What is Lactate?
A healthcare practitioner suggests a lactate test when patients experience sepsis, shock, severe congestive heart failure, etc. The symptoms include rapid breathing, nausea, and sweating, suggesting a lack of oxygen. High blood lactate may indicate the lack of oxygen or excess production/insufficient clearing of lactate from the blood.
Excess lactate in the blood can lead to lactic acidosis, and the person is said to have hyperlactatemia. Normal results range from 4.5 to 19.8 milligrams per deciliter (mg/dL). Sample can be collected from both venous and arterial blood for lactate level measurement. Prior to the lactate test, doctors advise refraining from exercise or eating or drinking anything (other than water) for 8 to 10 hours.
Why is Lactate done?
- If a doctor suspects the person to be suffering from sepsis, heart attack, severe congestive heart failure, kidney failure or from diabetes that has not been adequately treated
- Some of the symptoms that may require to get tested are nausea, rapid breathing and sweating that suggest a lack of oxygen or an abnormal acid/base balance.

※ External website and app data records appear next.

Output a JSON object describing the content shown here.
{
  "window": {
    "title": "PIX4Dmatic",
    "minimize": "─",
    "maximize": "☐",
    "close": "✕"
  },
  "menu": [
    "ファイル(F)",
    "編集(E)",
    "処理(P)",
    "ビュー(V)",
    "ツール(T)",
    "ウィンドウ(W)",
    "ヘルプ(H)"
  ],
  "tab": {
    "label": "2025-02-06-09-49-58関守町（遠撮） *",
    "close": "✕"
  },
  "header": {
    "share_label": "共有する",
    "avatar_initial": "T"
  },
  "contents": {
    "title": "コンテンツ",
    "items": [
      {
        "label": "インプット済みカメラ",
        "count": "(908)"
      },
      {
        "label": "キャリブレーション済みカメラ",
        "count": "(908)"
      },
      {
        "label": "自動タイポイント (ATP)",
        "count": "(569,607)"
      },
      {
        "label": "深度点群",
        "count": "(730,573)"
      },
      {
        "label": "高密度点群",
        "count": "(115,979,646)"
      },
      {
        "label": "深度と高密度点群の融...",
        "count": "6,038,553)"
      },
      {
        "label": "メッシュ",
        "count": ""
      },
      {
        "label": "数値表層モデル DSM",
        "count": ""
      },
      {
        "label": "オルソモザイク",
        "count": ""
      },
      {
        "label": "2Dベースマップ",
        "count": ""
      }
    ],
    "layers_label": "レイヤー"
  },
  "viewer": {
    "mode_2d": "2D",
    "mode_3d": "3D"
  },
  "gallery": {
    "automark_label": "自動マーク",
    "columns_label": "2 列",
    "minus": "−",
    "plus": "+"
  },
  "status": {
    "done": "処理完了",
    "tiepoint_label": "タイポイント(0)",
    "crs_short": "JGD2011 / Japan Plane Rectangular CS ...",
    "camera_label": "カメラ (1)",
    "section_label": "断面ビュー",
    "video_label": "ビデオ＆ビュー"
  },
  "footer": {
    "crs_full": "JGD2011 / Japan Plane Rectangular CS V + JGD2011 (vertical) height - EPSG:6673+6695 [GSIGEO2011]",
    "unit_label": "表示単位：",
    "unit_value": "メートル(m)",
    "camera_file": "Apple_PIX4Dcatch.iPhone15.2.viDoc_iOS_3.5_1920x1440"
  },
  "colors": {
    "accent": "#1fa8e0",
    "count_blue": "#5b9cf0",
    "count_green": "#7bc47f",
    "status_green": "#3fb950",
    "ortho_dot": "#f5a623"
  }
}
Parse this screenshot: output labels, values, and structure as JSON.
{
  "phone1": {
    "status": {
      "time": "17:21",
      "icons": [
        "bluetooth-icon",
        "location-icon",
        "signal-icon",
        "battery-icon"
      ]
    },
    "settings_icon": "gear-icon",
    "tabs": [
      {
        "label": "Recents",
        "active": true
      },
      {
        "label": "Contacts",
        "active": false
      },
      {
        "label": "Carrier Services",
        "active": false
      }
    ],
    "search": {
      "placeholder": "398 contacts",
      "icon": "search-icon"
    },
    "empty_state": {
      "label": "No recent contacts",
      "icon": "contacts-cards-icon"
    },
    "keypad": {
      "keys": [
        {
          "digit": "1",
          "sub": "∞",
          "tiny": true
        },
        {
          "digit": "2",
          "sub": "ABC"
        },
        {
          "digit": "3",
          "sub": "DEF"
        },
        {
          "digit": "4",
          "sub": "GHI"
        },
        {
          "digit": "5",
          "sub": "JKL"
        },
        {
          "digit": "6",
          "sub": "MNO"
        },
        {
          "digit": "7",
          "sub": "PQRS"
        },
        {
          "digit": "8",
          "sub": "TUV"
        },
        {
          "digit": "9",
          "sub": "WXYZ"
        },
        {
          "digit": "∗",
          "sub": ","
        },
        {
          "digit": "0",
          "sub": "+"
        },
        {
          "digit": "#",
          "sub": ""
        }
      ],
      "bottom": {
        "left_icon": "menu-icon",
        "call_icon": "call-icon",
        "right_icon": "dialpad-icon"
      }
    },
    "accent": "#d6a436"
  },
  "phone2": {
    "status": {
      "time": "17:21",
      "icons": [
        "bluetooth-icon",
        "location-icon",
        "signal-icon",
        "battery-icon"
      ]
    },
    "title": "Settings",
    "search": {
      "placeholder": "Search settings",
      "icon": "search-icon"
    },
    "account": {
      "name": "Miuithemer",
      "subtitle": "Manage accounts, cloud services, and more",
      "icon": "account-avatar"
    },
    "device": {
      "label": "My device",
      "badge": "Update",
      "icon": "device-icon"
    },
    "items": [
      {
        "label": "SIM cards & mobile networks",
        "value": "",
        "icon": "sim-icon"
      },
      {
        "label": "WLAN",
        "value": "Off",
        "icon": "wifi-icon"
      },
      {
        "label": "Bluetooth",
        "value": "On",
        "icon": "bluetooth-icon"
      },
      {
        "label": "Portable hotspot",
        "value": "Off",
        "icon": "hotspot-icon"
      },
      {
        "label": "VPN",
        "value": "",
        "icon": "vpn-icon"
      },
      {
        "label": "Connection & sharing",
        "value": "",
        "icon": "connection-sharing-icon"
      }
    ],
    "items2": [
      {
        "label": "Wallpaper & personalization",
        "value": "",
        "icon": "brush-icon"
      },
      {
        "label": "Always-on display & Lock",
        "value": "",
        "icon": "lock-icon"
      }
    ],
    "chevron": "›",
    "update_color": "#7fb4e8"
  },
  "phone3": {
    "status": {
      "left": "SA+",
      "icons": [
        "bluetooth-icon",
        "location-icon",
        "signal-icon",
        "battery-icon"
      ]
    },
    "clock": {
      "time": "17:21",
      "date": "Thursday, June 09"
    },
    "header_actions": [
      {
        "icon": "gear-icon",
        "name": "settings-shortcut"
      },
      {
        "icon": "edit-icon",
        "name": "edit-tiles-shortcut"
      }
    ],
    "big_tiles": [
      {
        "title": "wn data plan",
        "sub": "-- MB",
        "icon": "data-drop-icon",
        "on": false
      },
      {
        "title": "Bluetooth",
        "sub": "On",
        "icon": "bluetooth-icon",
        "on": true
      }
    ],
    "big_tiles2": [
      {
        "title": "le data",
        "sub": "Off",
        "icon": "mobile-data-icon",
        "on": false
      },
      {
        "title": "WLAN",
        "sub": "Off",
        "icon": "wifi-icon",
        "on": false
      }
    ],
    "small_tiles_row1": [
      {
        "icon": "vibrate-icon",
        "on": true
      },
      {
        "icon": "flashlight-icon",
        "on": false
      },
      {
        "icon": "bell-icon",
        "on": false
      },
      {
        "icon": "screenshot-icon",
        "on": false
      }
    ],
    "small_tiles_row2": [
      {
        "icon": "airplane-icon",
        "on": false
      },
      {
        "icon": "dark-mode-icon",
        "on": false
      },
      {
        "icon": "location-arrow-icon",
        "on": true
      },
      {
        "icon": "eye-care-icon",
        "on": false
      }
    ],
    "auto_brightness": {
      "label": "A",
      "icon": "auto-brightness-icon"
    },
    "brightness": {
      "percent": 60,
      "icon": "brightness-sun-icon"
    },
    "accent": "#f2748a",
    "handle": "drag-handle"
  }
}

- To detect levels of lactate in the blood, which may be an indication of lack of oxygen (hypoxia) or the presence of other conditions that cause excess production or insufficient clearing of lactate from the blood.